***** Data to use *****
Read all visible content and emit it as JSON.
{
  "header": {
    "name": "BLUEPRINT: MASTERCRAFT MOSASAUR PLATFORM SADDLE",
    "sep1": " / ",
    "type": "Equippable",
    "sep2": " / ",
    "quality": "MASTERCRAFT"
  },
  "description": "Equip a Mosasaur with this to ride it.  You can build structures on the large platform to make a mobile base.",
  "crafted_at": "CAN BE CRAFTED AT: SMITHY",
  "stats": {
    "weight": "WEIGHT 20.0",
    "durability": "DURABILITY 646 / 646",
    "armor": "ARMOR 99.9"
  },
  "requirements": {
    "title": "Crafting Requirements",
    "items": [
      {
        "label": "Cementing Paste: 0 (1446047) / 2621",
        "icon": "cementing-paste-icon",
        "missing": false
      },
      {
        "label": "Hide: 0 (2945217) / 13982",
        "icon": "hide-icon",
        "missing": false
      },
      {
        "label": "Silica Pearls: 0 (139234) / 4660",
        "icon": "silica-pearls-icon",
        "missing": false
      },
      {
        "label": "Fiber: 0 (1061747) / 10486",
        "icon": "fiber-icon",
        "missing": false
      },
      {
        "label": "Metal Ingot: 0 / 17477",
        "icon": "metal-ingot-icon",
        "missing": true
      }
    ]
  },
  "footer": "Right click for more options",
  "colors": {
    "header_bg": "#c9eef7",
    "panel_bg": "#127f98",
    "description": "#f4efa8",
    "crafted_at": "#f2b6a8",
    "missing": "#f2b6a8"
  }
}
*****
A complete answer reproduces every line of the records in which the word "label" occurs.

• [The completed task]:
        "label": "Cementing Paste: 0 (1446047) / 2621",
        "label": "Hide: 0 (2945217) / 13982",
        "label": "Silica Pearls: 0 (139234) / 4660",
        "label": "Fiber: 0 (1061747) / 10486",
        "label": "Metal Ingot: 0 / 17477",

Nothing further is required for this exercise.